SUPPLIED DATA |
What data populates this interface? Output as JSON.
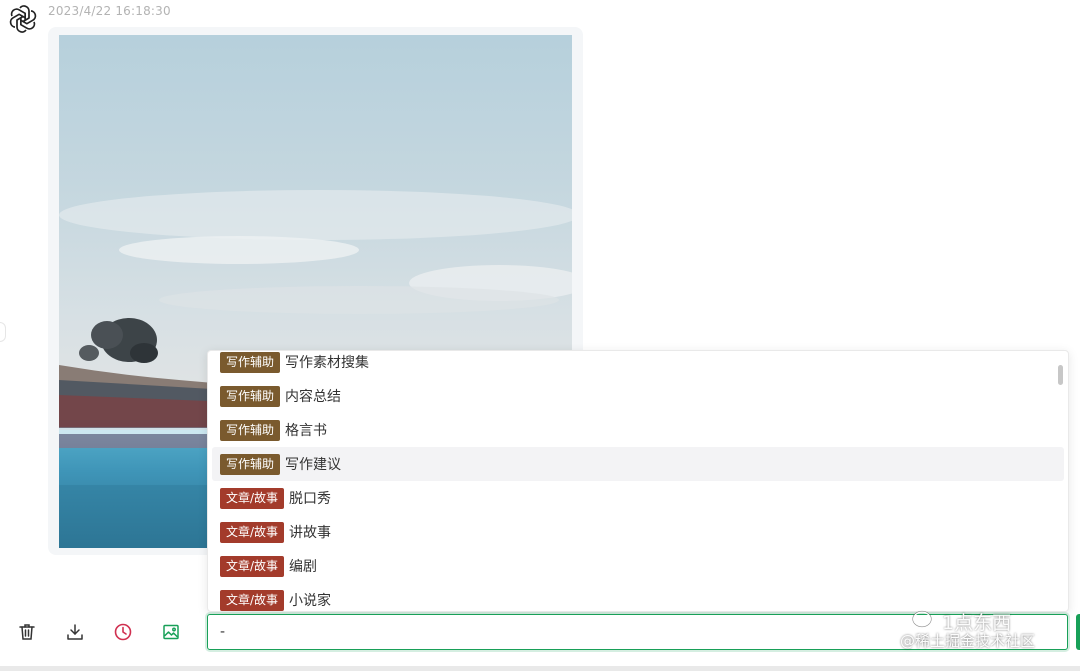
{
  "message": {
    "timestamp": "2023/4/22 16:18:30",
    "avatar_icon": "openai-logo-icon"
  },
  "dropdown": {
    "items": [
      {
        "tag": "写作辅助",
        "tag_color": "#7a5a2e",
        "label": "写作素材搜集"
      },
      {
        "tag": "写作辅助",
        "tag_color": "#7a5a2e",
        "label": "内容总结"
      },
      {
        "tag": "写作辅助",
        "tag_color": "#7a5a2e",
        "label": "格言书"
      },
      {
        "tag": "写作辅助",
        "tag_color": "#7a5a2e",
        "label": "写作建议",
        "highlighted": true
      },
      {
        "tag": "文章/故事",
        "tag_color": "#a33b2b",
        "label": "脱口秀"
      },
      {
        "tag": "文章/故事",
        "tag_color": "#a33b2b",
        "label": "讲故事"
      },
      {
        "tag": "文章/故事",
        "tag_color": "#a33b2b",
        "label": "编剧"
      },
      {
        "tag": "文章/故事",
        "tag_color": "#a33b2b",
        "label": "小说家"
      }
    ]
  },
  "toolbar": {
    "delete_icon": "trash-icon",
    "download_icon": "download-icon",
    "history_icon": "history-clock-icon",
    "image_icon": "image-icon",
    "history_color": "#d03050",
    "image_color": "#18a058"
  },
  "input": {
    "value": "-"
  },
  "watermark": {
    "line1": "1点东西",
    "line2": "@稀土掘金技术社区"
  },
  "colors": {
    "accent": "#18a058"
  }
}
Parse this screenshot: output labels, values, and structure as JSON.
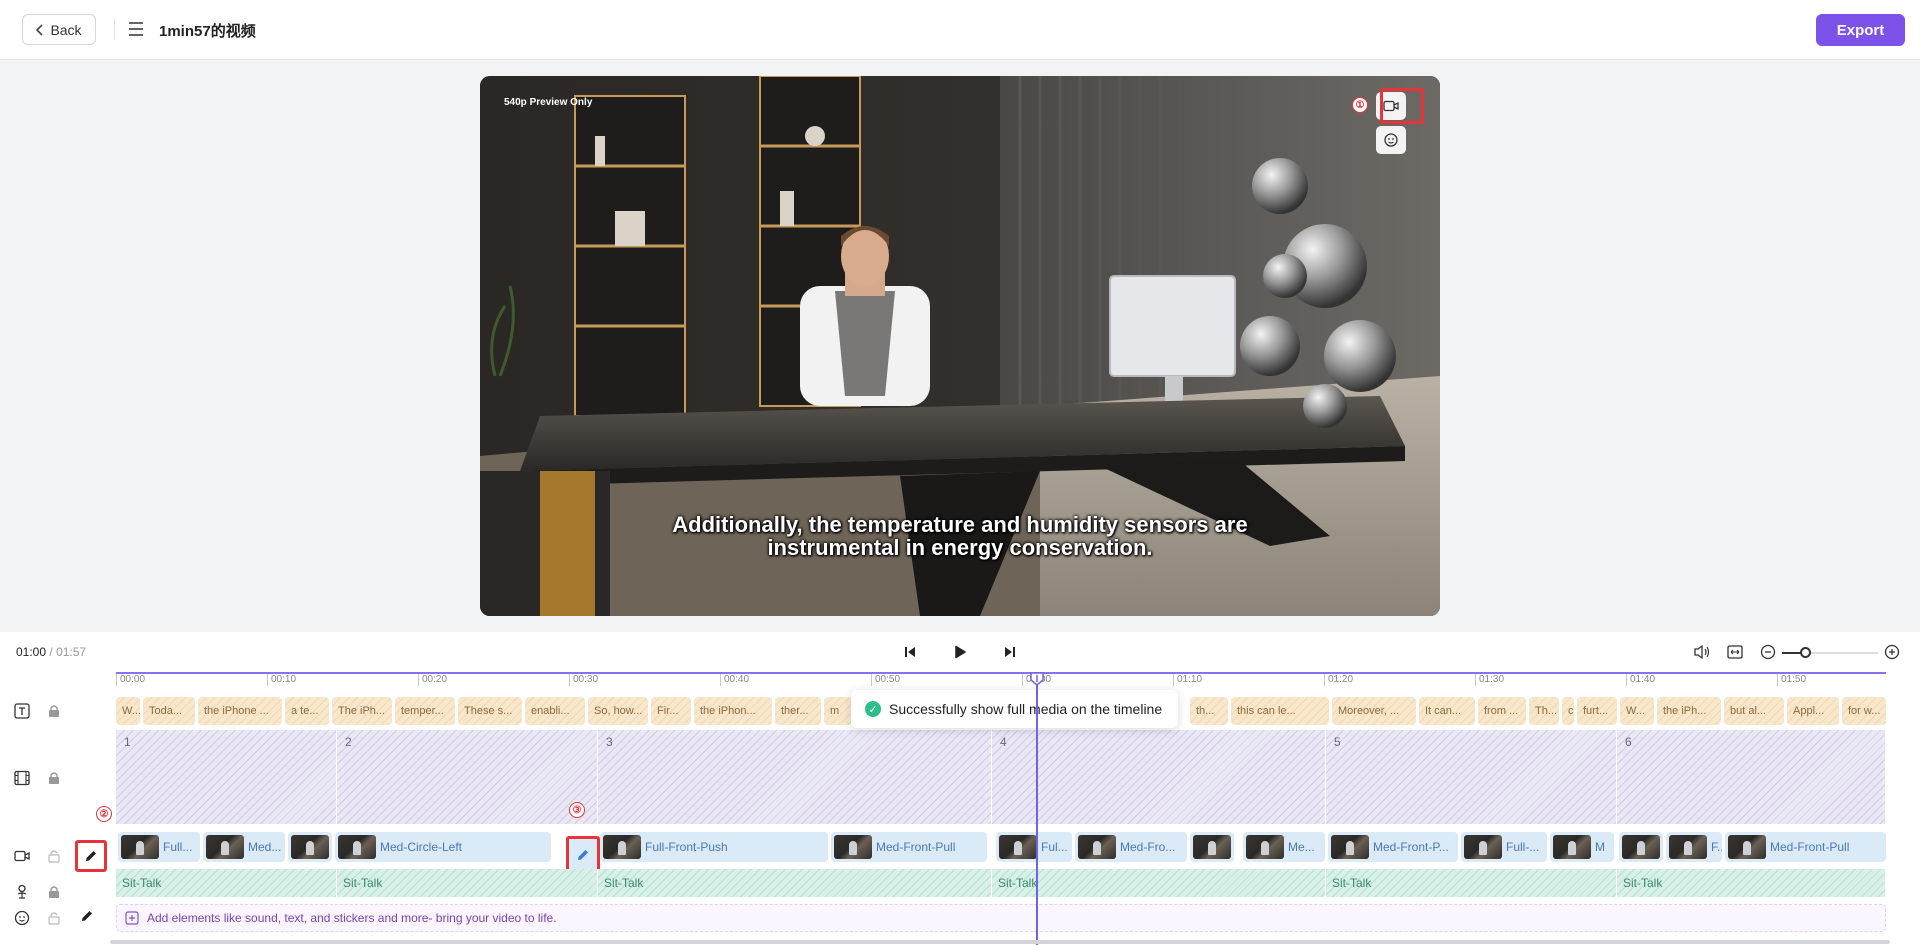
{
  "header": {
    "back_label": "Back",
    "project_title": "1min57的视频",
    "export_label": "Export"
  },
  "preview": {
    "label": "540p Preview Only",
    "subtitle_line1": "Additionally, the temperature and humidity sensors are",
    "subtitle_line2": "instrumental in energy conservation.",
    "controls": [
      "camera-icon",
      "avatar-face-icon"
    ]
  },
  "annotations": {
    "badge_1": "①",
    "badge_2": "②",
    "badge_3": "③",
    "highlight_color": "#e8333a"
  },
  "timeline": {
    "current_time": "01:00",
    "separator": "/",
    "total_time": "01:57",
    "ruler_ticks": [
      "00:00",
      "00:10",
      "00:20",
      "00:30",
      "00:40",
      "00:50",
      "01:00",
      "01:10",
      "01:20",
      "01:30",
      "01:40",
      "01:50"
    ],
    "text_clips": [
      "W...",
      "Toda...",
      "the iPhone ...",
      "a te...",
      "The iPh...",
      "temper...",
      "These s...",
      "enabli...",
      "So, how...",
      "Fir...",
      "the iPhon...",
      "ther...",
      "m",
      "th...",
      "this can le...",
      "Moreover, ...",
      "It can...",
      "from ...",
      "Th...",
      "c",
      "furt...",
      "W...",
      "the iPh...",
      "but al...",
      "Appl...",
      "for w..."
    ],
    "scenes": [
      "1",
      "2",
      "3",
      "4",
      "5",
      "6"
    ],
    "camera_clips": [
      "Full...",
      "Med...",
      "",
      "Med-Circle-Left",
      "Full-Front-Push",
      "Med-Front-Pull",
      "Ful...",
      "Med-Fro...",
      "",
      "Me...",
      "Med-Front-P...",
      "Full-...",
      "M",
      "",
      "F...",
      "Med-Front-Pull"
    ],
    "action_clips": [
      "Sit-Talk",
      "Sit-Talk",
      "Sit-Talk",
      "Sit-Talk",
      "Sit-Talk",
      "Sit-Talk"
    ],
    "elements_hint": "Add elements like sound, text, and stickers and more- bring your video to life."
  },
  "toast": {
    "message": "Successfully show full media on the timeline"
  },
  "colors": {
    "accent": "#7c52e8",
    "playhead": "#6f63e8",
    "success": "#2bbd8a"
  }
}
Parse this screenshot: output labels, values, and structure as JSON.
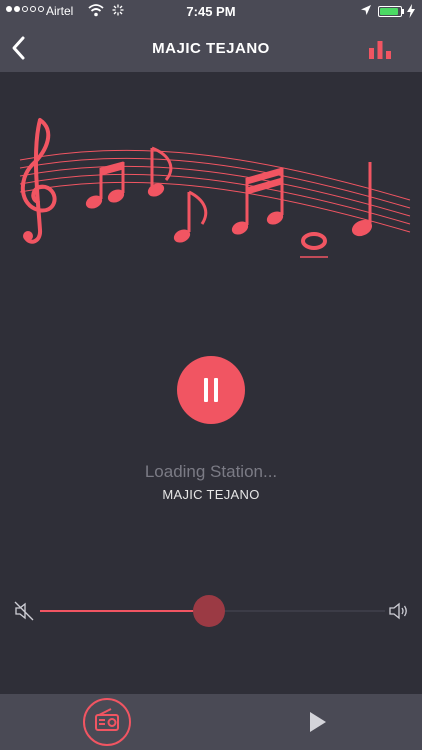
{
  "status_bar": {
    "carrier": "Airtel",
    "time": "7:45 PM",
    "signal_bars_filled": 2,
    "signal_bars_total": 5,
    "battery_level": 0.9,
    "battery_color": "#4cd964"
  },
  "nav": {
    "title": "MAJIC TEJANO",
    "back_icon": "chevron-left-icon",
    "equalizer_icon": "equalizer-bars-icon"
  },
  "player": {
    "status": "Loading Station...",
    "station": "MAJIC TEJANO",
    "state": "playing",
    "volume": 0.49
  },
  "tab_bar": {
    "items": [
      {
        "icon": "radio-icon",
        "active": true
      },
      {
        "icon": "play-icon",
        "active": false
      }
    ]
  },
  "colors": {
    "accent": "#f15562",
    "background": "#2f2f38",
    "bar": "#4a4a55",
    "muted_text": "#7b7b85"
  }
}
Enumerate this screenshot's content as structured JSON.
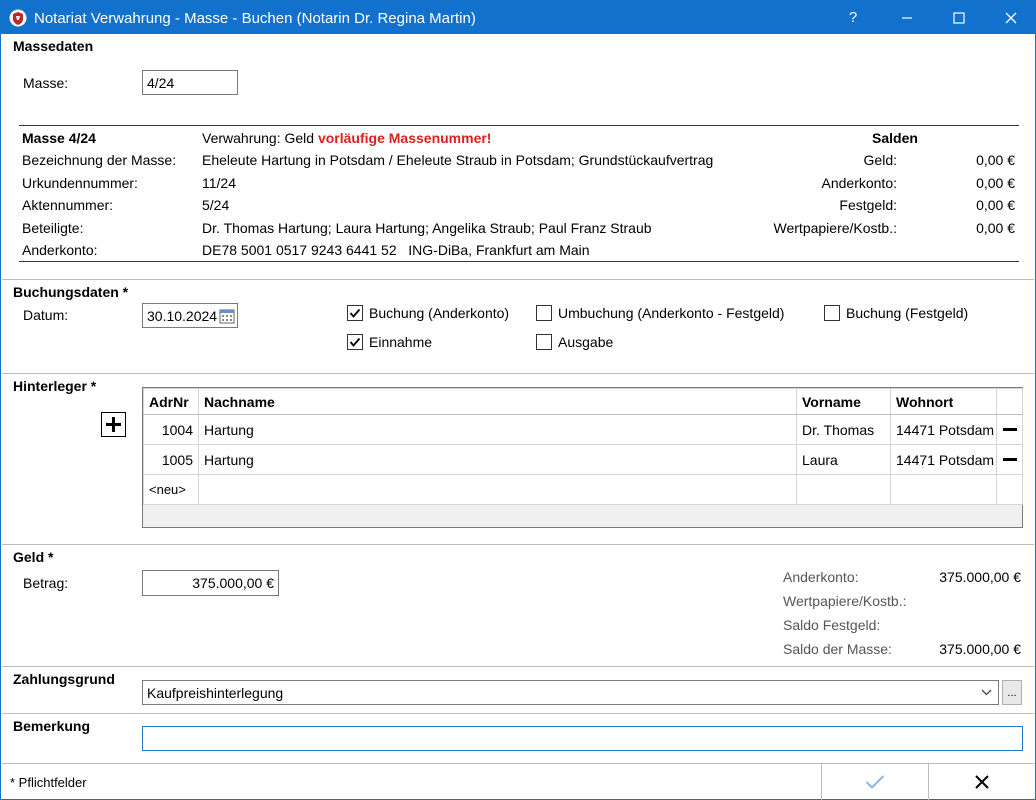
{
  "window": {
    "title": "Notariat Verwahrung - Masse - Buchen (Notarin Dr. Regina Martin)",
    "help_label": "?"
  },
  "massedaten": {
    "section_title": "Massedaten",
    "masse_label": "Masse:",
    "masse_value": "4/24",
    "heading_masse": "Masse 4/24",
    "verwahrung_label": "Verwahrung: Geld",
    "warning": "vorläufige Massenummer!",
    "rows": [
      {
        "label": "Bezeichnung der Masse:",
        "value": "Eheleute Hartung in Potsdam / Eheleute Straub in Potsdam; Grundstückaufvertrag"
      },
      {
        "label": "Urkundennummer:",
        "value": "11/24"
      },
      {
        "label": "Aktennummer:",
        "value": "5/24"
      },
      {
        "label": "Beteiligte:",
        "value": "Dr. Thomas Hartung; Laura Hartung; Angelika Straub; Paul Franz Straub"
      },
      {
        "label": "Anderkonto:",
        "value": "DE78 5001 0517 9243 6441 52   ING-DiBa, Frankfurt am Main"
      }
    ],
    "salden_title": "Salden",
    "salden": [
      {
        "label": "Geld:",
        "value": "0,00 €"
      },
      {
        "label": "Anderkonto:",
        "value": "0,00 €"
      },
      {
        "label": "Festgeld:",
        "value": "0,00 €"
      },
      {
        "label": "Wertpapiere/Kostb.:",
        "value": "0,00 €"
      }
    ]
  },
  "buchungsdaten": {
    "section_title": "Buchungsdaten *",
    "datum_label": "Datum:",
    "datum_value": "30.10.2024",
    "checkboxes": [
      {
        "label": "Buchung (Anderkonto)",
        "checked": true
      },
      {
        "label": "Umbuchung (Anderkonto - Festgeld)",
        "checked": false
      },
      {
        "label": "Buchung (Festgeld)",
        "checked": false
      },
      {
        "label": "Einnahme",
        "checked": true
      },
      {
        "label": "Ausgabe",
        "checked": false
      }
    ]
  },
  "hinterleger": {
    "section_title": "Hinterleger *",
    "add_label": "+",
    "columns": [
      "AdrNr",
      "Nachname",
      "Vorname",
      "Wohnort"
    ],
    "rows": [
      {
        "adrnr": "1004",
        "nachname": "Hartung",
        "vorname": "Dr. Thomas",
        "wohnort": "14471 Potsdam"
      },
      {
        "adrnr": "1005",
        "nachname": "Hartung",
        "vorname": "Laura",
        "wohnort": "14471 Potsdam"
      }
    ],
    "new_row_label": "<neu>"
  },
  "geld": {
    "section_title": "Geld *",
    "betrag_label": "Betrag:",
    "betrag_value": "375.000,00 €",
    "summary": [
      {
        "label": "Anderkonto:",
        "value": "375.000,00 €"
      },
      {
        "label": "Wertpapiere/Kostb.:",
        "value": ""
      },
      {
        "label": "Saldo Festgeld:",
        "value": ""
      },
      {
        "label": "Saldo der Masse:",
        "value": "375.000,00 €"
      }
    ]
  },
  "zahlungsgrund": {
    "section_title": "Zahlungsgrund",
    "value": "Kaufpreishinterlegung",
    "more_label": "..."
  },
  "bemerkung": {
    "section_title": "Bemerkung",
    "value": ""
  },
  "footer": {
    "note": "* Pflichtfelder"
  },
  "colors": {
    "title_bar": "#1171cc",
    "warning": "#e02020",
    "focus_border": "#2a7ad0"
  }
}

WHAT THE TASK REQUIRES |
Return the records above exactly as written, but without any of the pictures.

EXERCISE OUTPUT |
What data populates this interface? Output as JSON.
{
  "message": {
    "timestamp": "2023/4/22 16:18:30",
    "avatar_icon": "openai-logo-icon"
  },
  "dropdown": {
    "items": [
      {
        "tag": "写作辅助",
        "tag_color": "#7a5a2e",
        "label": "写作素材搜集"
      },
      {
        "tag": "写作辅助",
        "tag_color": "#7a5a2e",
        "label": "内容总结"
      },
      {
        "tag": "写作辅助",
        "tag_color": "#7a5a2e",
        "label": "格言书"
      },
      {
        "tag": "写作辅助",
        "tag_color": "#7a5a2e",
        "label": "写作建议",
        "highlighted": true
      },
      {
        "tag": "文章/故事",
        "tag_color": "#a33b2b",
        "label": "脱口秀"
      },
      {
        "tag": "文章/故事",
        "tag_color": "#a33b2b",
        "label": "讲故事"
      },
      {
        "tag": "文章/故事",
        "tag_color": "#a33b2b",
        "label": "编剧"
      },
      {
        "tag": "文章/故事",
        "tag_color": "#a33b2b",
        "label": "小说家"
      }
    ]
  },
  "toolbar": {
    "delete_icon": "trash-icon",
    "download_icon": "download-icon",
    "history_icon": "history-clock-icon",
    "image_icon": "image-icon",
    "history_color": "#d03050",
    "image_color": "#18a058"
  },
  "input": {
    "value": "-"
  },
  "watermark": {
    "line1": "1点东西",
    "line2": "@稀土掘金技术社区"
  },
  "colors": {
    "accent": "#18a058"
  }
}
Parse this screenshot: output labels, values, and structure as JSON.
{
  "header": {
    "back_label": "Back",
    "project_title": "1min57的视频",
    "export_label": "Export"
  },
  "preview": {
    "label": "540p Preview Only",
    "subtitle_line1": "Additionally, the temperature and humidity sensors are",
    "subtitle_line2": "instrumental in energy conservation.",
    "controls": [
      "camera-icon",
      "avatar-face-icon"
    ]
  },
  "annotations": {
    "badge_1": "①",
    "badge_2": "②",
    "badge_3": "③",
    "highlight_color": "#e8333a"
  },
  "timeline": {
    "current_time": "01:00",
    "separator": "/",
    "total_time": "01:57",
    "ruler_ticks": [
      "00:00",
      "00:10",
      "00:20",
      "00:30",
      "00:40",
      "00:50",
      "01:00",
      "01:10",
      "01:20",
      "01:30",
      "01:40",
      "01:50"
    ],
    "text_clips": [
      "W...",
      "Toda...",
      "the iPhone ...",
      "a te...",
      "The iPh...",
      "temper...",
      "These s...",
      "enabli...",
      "So, how...",
      "Fir...",
      "the iPhon...",
      "ther...",
      "m",
      "th...",
      "this can le...",
      "Moreover, ...",
      "It can...",
      "from ...",
      "Th...",
      "c",
      "furt...",
      "W...",
      "the iPh...",
      "but al...",
      "Appl...",
      "for w..."
    ],
    "scenes": [
      "1",
      "2",
      "3",
      "4",
      "5",
      "6"
    ],
    "camera_clips": [
      "Full...",
      "Med...",
      "",
      "Med-Circle-Left",
      "Full-Front-Push",
      "Med-Front-Pull",
      "Ful...",
      "Med-Fro...",
      "",
      "Me...",
      "Med-Front-P...",
      "Full-...",
      "M",
      "",
      "F...",
      "Med-Front-Pull"
    ],
    "action_clips": [
      "Sit-Talk",
      "Sit-Talk",
      "Sit-Talk",
      "Sit-Talk",
      "Sit-Talk",
      "Sit-Talk"
    ],
    "elements_hint": "Add elements like sound, text, and stickers and more- bring your video to life."
  },
  "toast": {
    "message": "Successfully show full media on the timeline"
  },
  "colors": {
    "accent": "#7c52e8",
    "playhead": "#6f63e8",
    "success": "#2bbd8a"
  }
}
Parse this screenshot: output labels, values, and structure as JSON.
{
  "status_bar": {
    "carrier": "Airtel",
    "time": "7:45 PM",
    "signal_bars_filled": 2,
    "signal_bars_total": 5,
    "battery_level": 0.9,
    "battery_color": "#4cd964"
  },
  "nav": {
    "title": "MAJIC TEJANO",
    "back_icon": "chevron-left-icon",
    "equalizer_icon": "equalizer-bars-icon"
  },
  "player": {
    "status": "Loading Station...",
    "station": "MAJIC TEJANO",
    "state": "playing",
    "volume": 0.49
  },
  "tab_bar": {
    "items": [
      {
        "icon": "radio-icon",
        "active": true
      },
      {
        "icon": "play-icon",
        "active": false
      }
    ]
  },
  "colors": {
    "accent": "#f15562",
    "background": "#2f2f38",
    "bar": "#4a4a55",
    "muted_text": "#7b7b85"
  }
}
Enumerate this screenshot's content as structured JSON.
{
  "window": {
    "title": "Notariat Verwahrung - Masse - Buchen (Notarin Dr. Regina Martin)",
    "help_label": "?"
  },
  "massedaten": {
    "section_title": "Massedaten",
    "masse_label": "Masse:",
    "masse_value": "4/24",
    "heading_masse": "Masse 4/24",
    "verwahrung_label": "Verwahrung: Geld",
    "warning": "vorläufige Massenummer!",
    "rows": [
      {
        "label": "Bezeichnung der Masse:",
        "value": "Eheleute Hartung in Potsdam / Eheleute Straub in Potsdam; Grundstückaufvertrag"
      },
      {
        "label": "Urkundennummer:",
        "value": "11/24"
      },
      {
        "label": "Aktennummer:",
        "value": "5/24"
      },
      {
        "label": "Beteiligte:",
        "value": "Dr. Thomas Hartung; Laura Hartung; Angelika Straub; Paul Franz Straub"
      },
      {
        "label": "Anderkonto:",
        "value": "DE78 5001 0517 9243 6441 52   ING-DiBa, Frankfurt am Main"
      }
    ],
    "salden_title": "Salden",
    "salden": [
      {
        "label": "Geld:",
        "value": "0,00 €"
      },
      {
        "label": "Anderkonto:",
        "value": "0,00 €"
      },
      {
        "label": "Festgeld:",
        "value": "0,00 €"
      },
      {
        "label": "Wertpapiere/Kostb.:",
        "value": "0,00 €"
      }
    ]
  },
  "buchungsdaten": {
    "section_title": "Buchungsdaten *",
    "datum_label": "Datum:",
    "datum_value": "30.10.2024",
    "checkboxes": [
      {
        "label": "Buchung (Anderkonto)",
        "checked": true
      },
      {
        "label": "Umbuchung (Anderkonto - Festgeld)",
        "checked": false
      },
      {
        "label": "Buchung (Festgeld)",
        "checked": false
      },
      {
        "label": "Einnahme",
        "checked": true
      },
      {
        "label": "Ausgabe",
        "checked": false
      }
    ]
  },
  "hinterleger": {
    "section_title": "Hinterleger *",
    "add_label": "+",
    "columns": [
      "AdrNr",
      "Nachname",
      "Vorname",
      "Wohnort"
    ],
    "rows": [
      {
        "adrnr": "1004",
        "nachname": "Hartung",
        "vorname": "Dr. Thomas",
        "wohnort": "14471 Potsdam"
      },
      {
        "adrnr": "1005",
        "nachname": "Hartung",
        "vorname": "Laura",
        "wohnort": "14471 Potsdam"
      }
    ],
    "new_row_label": "<neu>"
  },
  "geld": {
    "section_title": "Geld *",
    "betrag_label": "Betrag:",
    "betrag_value": "375.000,00 €",
    "summary": [
      {
        "label": "Anderkonto:",
        "value": "375.000,00 €"
      },
      {
        "label": "Wertpapiere/Kostb.:",
        "value": ""
      },
      {
        "label": "Saldo Festgeld:",
        "value": ""
      },
      {
        "label": "Saldo der Masse:",
        "value": "375.000,00 €"
      }
    ]
  },
  "zahlungsgrund": {
    "section_title": "Zahlungsgrund",
    "value": "Kaufpreishinterlegung",
    "more_label": "..."
  },
  "bemerkung": {
    "section_title": "Bemerkung",
    "value": ""
  },
  "footer": {
    "note": "* Pflichtfelder"
  },
  "colors": {
    "title_bar": "#1171cc",
    "warning": "#e02020",
    "focus_border": "#2a7ad0"
  }
}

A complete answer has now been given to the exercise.